▶ _TASK PROMPT_
Only lines holding the string "label" are wanted; copy each one from the material.

+++

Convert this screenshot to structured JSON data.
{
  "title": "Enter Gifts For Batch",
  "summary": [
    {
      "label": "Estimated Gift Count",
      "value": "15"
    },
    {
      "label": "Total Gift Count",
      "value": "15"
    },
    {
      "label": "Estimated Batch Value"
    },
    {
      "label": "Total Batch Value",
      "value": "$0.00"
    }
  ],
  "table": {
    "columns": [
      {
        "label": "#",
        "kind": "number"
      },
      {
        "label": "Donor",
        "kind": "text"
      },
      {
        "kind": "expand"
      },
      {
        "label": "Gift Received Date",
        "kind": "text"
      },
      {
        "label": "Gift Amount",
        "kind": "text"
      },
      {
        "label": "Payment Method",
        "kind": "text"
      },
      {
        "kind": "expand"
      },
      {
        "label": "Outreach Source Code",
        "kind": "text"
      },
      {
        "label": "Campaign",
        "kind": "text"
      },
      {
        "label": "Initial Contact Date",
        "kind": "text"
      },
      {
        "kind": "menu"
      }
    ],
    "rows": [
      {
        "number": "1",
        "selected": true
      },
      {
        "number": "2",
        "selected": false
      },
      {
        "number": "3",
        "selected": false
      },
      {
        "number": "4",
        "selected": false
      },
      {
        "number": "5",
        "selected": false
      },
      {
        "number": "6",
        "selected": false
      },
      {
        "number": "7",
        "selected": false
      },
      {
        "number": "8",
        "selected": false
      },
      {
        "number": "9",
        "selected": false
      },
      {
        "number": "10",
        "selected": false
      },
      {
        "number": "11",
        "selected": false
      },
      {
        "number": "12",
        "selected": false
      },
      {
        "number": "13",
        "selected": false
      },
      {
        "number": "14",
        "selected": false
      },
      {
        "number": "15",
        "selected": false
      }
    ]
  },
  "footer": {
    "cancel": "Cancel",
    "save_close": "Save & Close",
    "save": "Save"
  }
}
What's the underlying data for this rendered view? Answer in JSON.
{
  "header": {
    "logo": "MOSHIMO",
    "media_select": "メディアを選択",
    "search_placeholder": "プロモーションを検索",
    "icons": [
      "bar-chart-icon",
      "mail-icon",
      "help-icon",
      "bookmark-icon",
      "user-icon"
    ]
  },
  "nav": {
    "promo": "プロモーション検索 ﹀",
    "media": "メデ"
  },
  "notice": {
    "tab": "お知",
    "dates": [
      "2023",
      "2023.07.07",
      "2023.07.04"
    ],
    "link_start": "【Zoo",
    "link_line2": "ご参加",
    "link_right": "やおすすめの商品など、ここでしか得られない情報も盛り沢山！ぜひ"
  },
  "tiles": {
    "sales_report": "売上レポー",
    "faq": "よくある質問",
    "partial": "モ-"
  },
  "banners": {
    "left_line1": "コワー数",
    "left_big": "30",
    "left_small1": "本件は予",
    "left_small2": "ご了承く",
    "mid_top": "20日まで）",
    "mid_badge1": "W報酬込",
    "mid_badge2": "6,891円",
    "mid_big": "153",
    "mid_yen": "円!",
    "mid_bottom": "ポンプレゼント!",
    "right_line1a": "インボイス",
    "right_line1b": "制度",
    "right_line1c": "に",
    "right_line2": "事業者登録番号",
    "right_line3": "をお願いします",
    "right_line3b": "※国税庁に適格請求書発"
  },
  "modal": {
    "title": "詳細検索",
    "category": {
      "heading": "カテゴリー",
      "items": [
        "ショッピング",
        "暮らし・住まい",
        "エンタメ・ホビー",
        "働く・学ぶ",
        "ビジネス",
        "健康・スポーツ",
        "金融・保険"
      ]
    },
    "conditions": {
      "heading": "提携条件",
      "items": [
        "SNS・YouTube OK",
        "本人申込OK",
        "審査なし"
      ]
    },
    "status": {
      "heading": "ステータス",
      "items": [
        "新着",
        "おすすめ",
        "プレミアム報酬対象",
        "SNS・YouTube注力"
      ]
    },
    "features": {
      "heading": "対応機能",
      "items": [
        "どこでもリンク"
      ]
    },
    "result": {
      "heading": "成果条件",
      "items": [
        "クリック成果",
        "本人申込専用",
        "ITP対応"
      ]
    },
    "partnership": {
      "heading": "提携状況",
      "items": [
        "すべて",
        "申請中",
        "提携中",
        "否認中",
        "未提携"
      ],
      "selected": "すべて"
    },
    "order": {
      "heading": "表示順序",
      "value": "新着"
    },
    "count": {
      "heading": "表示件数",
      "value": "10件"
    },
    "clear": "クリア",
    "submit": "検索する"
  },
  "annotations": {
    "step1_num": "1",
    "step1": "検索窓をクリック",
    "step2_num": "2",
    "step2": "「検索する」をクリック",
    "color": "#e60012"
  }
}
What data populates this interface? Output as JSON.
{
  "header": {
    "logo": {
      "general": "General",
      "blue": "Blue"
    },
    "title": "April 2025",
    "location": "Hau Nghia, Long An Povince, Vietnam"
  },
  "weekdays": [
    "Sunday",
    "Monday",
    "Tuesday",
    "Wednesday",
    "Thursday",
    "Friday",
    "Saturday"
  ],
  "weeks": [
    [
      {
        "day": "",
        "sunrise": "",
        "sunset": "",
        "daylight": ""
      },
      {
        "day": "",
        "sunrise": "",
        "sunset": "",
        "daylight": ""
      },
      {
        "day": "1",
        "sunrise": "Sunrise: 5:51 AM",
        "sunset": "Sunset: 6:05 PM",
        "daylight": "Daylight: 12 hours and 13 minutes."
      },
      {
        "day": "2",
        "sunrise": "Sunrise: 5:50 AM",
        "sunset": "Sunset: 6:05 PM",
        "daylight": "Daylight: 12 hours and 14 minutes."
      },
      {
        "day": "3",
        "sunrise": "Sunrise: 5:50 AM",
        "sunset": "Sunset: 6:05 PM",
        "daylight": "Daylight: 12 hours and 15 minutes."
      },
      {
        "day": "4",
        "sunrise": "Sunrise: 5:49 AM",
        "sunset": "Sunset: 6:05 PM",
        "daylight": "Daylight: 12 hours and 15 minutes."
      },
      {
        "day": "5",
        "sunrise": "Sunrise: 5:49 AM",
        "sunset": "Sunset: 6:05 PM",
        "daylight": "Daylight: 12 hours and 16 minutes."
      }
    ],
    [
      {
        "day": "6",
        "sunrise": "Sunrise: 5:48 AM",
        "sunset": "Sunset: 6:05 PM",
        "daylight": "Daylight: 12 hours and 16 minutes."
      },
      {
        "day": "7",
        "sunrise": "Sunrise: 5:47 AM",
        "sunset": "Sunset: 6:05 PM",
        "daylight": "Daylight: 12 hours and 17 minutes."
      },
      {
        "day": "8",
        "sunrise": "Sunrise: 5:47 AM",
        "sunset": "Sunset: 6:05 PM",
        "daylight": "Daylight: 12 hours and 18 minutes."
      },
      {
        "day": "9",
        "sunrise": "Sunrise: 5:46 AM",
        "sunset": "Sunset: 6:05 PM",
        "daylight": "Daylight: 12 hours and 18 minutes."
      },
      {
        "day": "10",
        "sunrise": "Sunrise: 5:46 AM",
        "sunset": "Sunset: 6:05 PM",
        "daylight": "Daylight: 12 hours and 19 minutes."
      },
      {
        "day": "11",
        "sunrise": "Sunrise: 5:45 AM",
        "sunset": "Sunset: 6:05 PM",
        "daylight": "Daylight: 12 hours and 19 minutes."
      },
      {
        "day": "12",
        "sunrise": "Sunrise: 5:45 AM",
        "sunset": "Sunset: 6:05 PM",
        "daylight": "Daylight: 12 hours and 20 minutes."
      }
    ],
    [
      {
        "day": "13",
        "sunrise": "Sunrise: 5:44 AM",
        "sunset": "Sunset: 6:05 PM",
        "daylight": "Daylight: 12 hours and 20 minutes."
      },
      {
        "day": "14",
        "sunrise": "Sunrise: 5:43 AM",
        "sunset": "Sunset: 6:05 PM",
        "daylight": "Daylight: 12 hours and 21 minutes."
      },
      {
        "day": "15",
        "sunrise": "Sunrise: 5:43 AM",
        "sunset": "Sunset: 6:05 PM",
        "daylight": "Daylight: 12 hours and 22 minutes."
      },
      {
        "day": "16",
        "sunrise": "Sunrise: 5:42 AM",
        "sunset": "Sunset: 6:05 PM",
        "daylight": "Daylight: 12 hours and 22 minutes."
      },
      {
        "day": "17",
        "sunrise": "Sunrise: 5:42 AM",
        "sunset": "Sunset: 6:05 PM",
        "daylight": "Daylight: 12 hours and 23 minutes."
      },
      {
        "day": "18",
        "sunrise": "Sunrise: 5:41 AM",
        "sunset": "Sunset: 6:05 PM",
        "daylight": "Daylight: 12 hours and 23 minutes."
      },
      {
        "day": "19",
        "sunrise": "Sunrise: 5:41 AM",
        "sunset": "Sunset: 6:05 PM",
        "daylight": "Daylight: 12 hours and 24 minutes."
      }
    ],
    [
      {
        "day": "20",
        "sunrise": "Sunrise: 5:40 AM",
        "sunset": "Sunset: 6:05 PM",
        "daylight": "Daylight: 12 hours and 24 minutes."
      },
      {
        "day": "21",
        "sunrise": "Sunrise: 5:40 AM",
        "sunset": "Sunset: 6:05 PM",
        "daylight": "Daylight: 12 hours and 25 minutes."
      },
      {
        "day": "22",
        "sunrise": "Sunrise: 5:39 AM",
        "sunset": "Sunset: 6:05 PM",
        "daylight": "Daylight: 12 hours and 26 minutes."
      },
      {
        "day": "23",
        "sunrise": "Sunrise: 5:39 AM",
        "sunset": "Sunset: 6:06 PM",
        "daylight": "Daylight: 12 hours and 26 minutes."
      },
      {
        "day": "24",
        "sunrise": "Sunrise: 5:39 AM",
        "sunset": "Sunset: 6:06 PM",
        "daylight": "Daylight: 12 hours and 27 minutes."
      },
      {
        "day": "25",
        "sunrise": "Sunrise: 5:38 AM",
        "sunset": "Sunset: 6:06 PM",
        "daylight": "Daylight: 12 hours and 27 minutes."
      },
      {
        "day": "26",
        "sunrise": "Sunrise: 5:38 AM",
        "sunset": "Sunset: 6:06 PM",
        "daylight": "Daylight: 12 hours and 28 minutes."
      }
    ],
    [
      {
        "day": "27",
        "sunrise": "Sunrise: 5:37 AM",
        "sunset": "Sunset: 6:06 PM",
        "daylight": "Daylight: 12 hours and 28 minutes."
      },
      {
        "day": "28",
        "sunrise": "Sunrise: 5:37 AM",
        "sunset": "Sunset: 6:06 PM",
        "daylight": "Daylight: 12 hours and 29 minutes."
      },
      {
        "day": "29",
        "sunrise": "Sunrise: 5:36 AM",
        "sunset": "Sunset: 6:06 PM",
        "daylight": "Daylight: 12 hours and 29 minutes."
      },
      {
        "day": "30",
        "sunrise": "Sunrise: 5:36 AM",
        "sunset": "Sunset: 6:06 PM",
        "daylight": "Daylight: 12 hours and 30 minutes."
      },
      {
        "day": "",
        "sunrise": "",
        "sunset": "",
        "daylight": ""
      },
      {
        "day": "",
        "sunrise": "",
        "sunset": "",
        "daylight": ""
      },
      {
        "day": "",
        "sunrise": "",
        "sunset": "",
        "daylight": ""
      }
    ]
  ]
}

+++

▶ _WRITTEN REPLY_
      "label": "Estimated Gift Count",
      "label": "Total Gift Count",
      "label": "Estimated Batch Value"
      "label": "Total Batch Value",
        "label": "#",
        "label": "Donor",
        "label": "Gift Received Date",
        "label": "Gift Amount",
        "label": "Payment Method",
        "label": "Outreach Source Code",
        "label": "Campaign",
        "label": "Initial Contact Date",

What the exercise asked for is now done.